> **BRIEF**
What is needed is a verbatim copy of every record below, with the pictures left out.

> **MATERIAL FOR THIS TASK**

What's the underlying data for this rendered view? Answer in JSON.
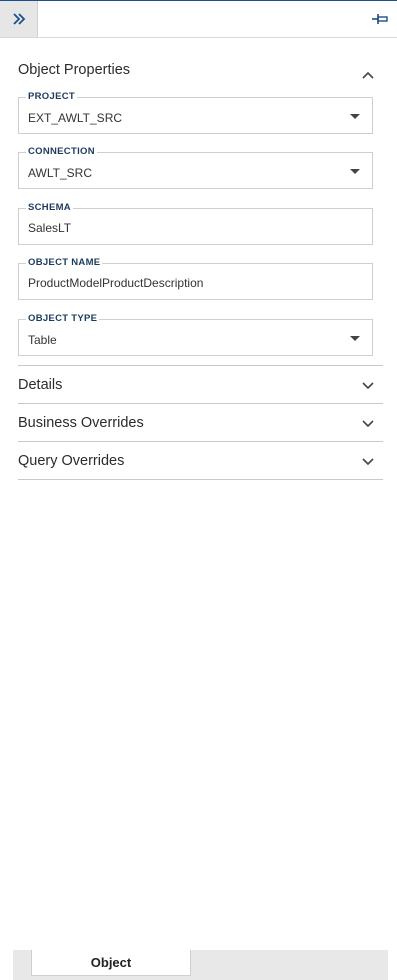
{
  "toolbar": {
    "expand_icon": "double-chevron-right-icon",
    "pin_icon": "pin-icon",
    "accent": "#1d4f8c"
  },
  "object_properties": {
    "title": "Object Properties",
    "expanded": true,
    "fields": {
      "project": {
        "label": "PROJECT",
        "value": "EXT_AWLT_SRC",
        "type": "dropdown"
      },
      "connection": {
        "label": "CONNECTION",
        "value": "AWLT_SRC",
        "type": "dropdown"
      },
      "schema": {
        "label": "SCHEMA",
        "value": "SalesLT",
        "type": "text"
      },
      "object_name": {
        "label": "OBJECT NAME",
        "value": "ProductModelProductDescription",
        "type": "text"
      },
      "object_type": {
        "label": "OBJECT TYPE",
        "value": "Table",
        "type": "dropdown"
      }
    }
  },
  "sections": {
    "details": {
      "title": "Details",
      "expanded": false
    },
    "business_overrides": {
      "title": "Business Overrides",
      "expanded": false
    },
    "query_overrides": {
      "title": "Query Overrides",
      "expanded": false
    }
  },
  "footer": {
    "tab_label": "Object"
  }
}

> **RESULT**
What's the underlying data for this rendered view? Answer in JSON.
{
  "toolbar": {
    "expand_icon": "double-chevron-right-icon",
    "pin_icon": "pin-icon",
    "accent": "#1d4f8c"
  },
  "object_properties": {
    "title": "Object Properties",
    "expanded": true,
    "fields": {
      "project": {
        "label": "PROJECT",
        "value": "EXT_AWLT_SRC",
        "type": "dropdown"
      },
      "connection": {
        "label": "CONNECTION",
        "value": "AWLT_SRC",
        "type": "dropdown"
      },
      "schema": {
        "label": "SCHEMA",
        "value": "SalesLT",
        "type": "text"
      },
      "object_name": {
        "label": "OBJECT NAME",
        "value": "ProductModelProductDescription",
        "type": "text"
      },
      "object_type": {
        "label": "OBJECT TYPE",
        "value": "Table",
        "type": "dropdown"
      }
    }
  },
  "sections": {
    "details": {
      "title": "Details",
      "expanded": false
    },
    "business_overrides": {
      "title": "Business Overrides",
      "expanded": false
    },
    "query_overrides": {
      "title": "Query Overrides",
      "expanded": false
    }
  },
  "footer": {
    "tab_label": "Object"
  }
}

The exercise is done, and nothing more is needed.